She moved to Los Angeles with her parents when she was a teenager and spent most of her life here, returning to Beatrice in 1994. The Beverly Hills High School graduate studied acting in little theater groups and in 1934 began earning mostly uncredited film roles.
But in 1937, when a Hollywood executive saw her perform as a Southern belle in a dramatic scene, he brought her to the attention of Jack L. Warner. Grooming her for bigger parts, Warner changed her name to Janet Shaw and signed her to a seven-year contract.
He also expanded a role for her as Molly Allen in "Jezebel," the 1938 film that earned Bette Davis a second Academy Award.
Shaw worked her way through popular trends of the period, playing romantically inclined chorines, secretaries, factory workers and ingenues in films about World War II, westerns and glamorous adventures.
In addition to Davis, she appeared with such performers as Clark Gable, Tex Ritter and Robert Taylor.
Among her screen credits were "It's Love I'm After," "Prairie Thunder," "Sergeant Murphy," "When Strangers Marry" and "I'll Tell the World."
Shaw's last role was in the 1950 film "Prehistoric Women," about lonely cavewomen in search of mates.

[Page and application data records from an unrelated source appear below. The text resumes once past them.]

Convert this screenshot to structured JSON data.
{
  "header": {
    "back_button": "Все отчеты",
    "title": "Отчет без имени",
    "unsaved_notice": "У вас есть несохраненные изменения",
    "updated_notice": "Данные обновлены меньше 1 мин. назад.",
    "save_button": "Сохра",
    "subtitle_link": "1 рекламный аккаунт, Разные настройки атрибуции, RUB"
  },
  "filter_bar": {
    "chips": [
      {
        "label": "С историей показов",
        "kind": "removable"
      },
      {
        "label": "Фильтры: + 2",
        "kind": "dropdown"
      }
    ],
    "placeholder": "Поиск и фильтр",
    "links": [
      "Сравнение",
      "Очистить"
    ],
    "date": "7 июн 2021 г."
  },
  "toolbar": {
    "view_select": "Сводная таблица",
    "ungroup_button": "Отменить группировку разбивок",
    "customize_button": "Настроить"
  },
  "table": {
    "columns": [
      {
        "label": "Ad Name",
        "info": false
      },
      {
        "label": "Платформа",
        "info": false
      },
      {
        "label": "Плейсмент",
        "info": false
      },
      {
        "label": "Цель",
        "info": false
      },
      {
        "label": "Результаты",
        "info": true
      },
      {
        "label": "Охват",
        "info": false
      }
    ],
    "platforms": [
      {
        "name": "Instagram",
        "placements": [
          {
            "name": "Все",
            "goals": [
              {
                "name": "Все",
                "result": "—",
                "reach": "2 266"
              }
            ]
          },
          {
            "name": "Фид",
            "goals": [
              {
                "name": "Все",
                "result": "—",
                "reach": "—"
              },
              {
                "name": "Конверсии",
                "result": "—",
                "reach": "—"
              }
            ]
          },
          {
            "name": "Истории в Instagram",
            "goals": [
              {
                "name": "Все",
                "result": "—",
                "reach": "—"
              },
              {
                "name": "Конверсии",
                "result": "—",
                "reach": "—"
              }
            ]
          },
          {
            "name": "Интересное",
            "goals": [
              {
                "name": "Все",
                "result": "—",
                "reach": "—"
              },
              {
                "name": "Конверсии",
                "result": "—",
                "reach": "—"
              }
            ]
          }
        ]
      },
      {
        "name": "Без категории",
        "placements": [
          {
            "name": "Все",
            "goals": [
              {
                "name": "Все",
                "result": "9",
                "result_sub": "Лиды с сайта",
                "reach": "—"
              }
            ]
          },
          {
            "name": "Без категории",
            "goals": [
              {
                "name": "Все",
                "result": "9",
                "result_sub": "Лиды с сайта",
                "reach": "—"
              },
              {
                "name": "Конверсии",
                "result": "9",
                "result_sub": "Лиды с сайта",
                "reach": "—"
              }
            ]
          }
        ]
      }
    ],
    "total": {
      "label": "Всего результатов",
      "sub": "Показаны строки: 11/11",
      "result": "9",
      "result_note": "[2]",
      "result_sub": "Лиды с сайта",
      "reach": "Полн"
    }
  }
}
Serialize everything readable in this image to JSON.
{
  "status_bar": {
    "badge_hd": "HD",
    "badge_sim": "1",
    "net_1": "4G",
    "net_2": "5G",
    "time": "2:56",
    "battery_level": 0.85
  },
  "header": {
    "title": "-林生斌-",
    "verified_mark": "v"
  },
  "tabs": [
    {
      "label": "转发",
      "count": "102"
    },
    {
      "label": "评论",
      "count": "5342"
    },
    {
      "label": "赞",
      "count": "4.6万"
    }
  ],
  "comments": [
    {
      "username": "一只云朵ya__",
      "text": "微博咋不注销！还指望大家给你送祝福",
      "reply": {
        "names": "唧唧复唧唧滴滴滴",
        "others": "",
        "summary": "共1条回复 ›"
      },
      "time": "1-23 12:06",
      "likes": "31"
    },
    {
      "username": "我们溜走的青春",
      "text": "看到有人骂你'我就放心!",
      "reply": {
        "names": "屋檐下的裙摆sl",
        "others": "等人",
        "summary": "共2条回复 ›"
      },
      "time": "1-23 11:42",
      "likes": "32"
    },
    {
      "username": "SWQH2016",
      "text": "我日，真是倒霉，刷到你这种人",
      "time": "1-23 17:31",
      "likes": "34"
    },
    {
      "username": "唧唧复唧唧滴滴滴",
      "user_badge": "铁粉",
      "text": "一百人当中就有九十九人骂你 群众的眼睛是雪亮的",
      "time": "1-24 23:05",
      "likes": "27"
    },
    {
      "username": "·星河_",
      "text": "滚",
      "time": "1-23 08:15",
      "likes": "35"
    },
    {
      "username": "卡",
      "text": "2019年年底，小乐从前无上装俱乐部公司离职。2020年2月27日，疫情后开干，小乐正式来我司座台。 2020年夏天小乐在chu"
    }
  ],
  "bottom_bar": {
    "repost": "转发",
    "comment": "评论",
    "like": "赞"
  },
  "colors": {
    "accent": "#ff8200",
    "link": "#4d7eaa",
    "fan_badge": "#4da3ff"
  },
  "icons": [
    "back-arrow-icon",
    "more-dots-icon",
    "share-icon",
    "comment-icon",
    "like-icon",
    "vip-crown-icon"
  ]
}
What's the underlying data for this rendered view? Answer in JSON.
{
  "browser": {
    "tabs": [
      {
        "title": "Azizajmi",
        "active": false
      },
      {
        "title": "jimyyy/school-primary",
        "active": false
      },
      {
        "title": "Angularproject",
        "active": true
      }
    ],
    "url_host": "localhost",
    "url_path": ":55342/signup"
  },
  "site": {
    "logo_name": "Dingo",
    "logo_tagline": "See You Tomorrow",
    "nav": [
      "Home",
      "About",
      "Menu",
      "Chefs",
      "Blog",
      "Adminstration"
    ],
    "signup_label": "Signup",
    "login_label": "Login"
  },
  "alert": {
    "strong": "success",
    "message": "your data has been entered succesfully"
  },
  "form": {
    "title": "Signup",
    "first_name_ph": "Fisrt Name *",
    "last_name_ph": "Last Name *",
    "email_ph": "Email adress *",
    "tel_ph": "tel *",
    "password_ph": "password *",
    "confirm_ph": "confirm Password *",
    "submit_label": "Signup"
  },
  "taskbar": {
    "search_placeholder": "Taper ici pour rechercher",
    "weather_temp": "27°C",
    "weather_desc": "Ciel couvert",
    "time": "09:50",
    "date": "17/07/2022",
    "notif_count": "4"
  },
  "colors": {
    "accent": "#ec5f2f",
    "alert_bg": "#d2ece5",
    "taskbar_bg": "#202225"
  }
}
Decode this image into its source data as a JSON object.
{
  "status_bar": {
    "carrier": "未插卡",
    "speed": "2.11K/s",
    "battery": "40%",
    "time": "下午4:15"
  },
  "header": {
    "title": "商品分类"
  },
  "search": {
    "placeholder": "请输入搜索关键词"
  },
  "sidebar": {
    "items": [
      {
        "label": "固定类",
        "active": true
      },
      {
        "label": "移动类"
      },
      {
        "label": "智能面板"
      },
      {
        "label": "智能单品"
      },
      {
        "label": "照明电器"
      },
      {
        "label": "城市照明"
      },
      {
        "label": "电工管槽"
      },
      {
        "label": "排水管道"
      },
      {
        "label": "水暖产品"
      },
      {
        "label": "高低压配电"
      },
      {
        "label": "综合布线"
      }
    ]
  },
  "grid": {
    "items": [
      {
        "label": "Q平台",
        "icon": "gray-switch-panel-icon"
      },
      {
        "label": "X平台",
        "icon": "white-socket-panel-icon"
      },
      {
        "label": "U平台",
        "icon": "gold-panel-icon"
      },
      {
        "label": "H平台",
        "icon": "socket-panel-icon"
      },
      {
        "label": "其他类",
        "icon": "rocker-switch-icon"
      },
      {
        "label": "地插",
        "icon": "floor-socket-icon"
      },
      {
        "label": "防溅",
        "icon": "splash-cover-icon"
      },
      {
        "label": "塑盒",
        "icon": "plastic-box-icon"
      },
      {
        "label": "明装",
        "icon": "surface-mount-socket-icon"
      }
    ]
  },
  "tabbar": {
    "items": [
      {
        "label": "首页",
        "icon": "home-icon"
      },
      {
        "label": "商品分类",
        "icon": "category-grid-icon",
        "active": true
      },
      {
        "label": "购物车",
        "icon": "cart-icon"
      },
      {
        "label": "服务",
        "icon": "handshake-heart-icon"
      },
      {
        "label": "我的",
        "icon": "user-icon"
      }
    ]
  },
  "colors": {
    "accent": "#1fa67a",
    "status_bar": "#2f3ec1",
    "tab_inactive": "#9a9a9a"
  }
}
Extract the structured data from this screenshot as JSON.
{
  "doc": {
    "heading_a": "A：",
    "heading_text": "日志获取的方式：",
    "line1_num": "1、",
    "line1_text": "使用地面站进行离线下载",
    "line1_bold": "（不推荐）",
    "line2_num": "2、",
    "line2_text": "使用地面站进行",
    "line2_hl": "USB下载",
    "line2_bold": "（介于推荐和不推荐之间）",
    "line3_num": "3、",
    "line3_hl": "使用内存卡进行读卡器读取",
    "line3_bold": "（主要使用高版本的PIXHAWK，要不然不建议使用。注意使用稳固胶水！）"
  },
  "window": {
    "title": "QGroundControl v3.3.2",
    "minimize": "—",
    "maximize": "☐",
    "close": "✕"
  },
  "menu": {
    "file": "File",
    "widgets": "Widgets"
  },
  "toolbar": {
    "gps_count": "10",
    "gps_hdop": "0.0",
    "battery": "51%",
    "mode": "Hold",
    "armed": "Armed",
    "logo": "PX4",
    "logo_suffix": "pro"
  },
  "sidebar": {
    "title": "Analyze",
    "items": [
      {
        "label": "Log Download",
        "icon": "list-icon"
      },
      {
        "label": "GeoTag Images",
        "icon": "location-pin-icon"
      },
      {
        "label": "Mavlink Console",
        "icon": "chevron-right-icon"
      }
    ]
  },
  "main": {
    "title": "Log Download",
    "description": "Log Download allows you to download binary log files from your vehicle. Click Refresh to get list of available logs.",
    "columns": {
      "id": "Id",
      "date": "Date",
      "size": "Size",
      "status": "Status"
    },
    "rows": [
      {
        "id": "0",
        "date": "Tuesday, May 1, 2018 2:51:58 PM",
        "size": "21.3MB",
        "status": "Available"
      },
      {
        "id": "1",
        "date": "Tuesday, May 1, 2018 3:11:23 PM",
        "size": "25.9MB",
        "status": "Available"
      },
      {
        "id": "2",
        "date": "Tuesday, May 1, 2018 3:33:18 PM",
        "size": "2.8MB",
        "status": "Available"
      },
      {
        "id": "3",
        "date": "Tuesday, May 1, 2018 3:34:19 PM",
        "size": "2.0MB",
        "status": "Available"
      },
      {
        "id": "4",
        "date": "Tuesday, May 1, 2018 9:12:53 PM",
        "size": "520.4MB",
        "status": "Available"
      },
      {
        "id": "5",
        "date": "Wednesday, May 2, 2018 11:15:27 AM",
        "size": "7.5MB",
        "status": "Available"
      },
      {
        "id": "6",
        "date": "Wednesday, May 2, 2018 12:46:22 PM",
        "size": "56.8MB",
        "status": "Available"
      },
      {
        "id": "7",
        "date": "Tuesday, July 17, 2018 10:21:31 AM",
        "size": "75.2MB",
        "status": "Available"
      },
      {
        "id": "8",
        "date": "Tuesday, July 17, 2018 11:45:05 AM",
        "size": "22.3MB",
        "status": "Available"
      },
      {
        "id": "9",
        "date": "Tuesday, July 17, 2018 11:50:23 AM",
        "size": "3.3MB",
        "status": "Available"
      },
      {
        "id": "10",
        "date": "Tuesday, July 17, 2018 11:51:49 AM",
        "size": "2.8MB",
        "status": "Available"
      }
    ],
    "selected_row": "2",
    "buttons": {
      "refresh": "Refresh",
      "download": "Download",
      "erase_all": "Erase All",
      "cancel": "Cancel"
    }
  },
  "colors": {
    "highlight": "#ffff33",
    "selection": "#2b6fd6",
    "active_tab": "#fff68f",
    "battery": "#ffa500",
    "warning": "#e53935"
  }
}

In 1944, Shaw married an actor and at the time an Army Air Force lieutenant, Williard Ilefeldt, whom she met at the Long Beach Municipal Airport while working on a film about women pilots who ferried planes during World War II. The brief marriage produced no children.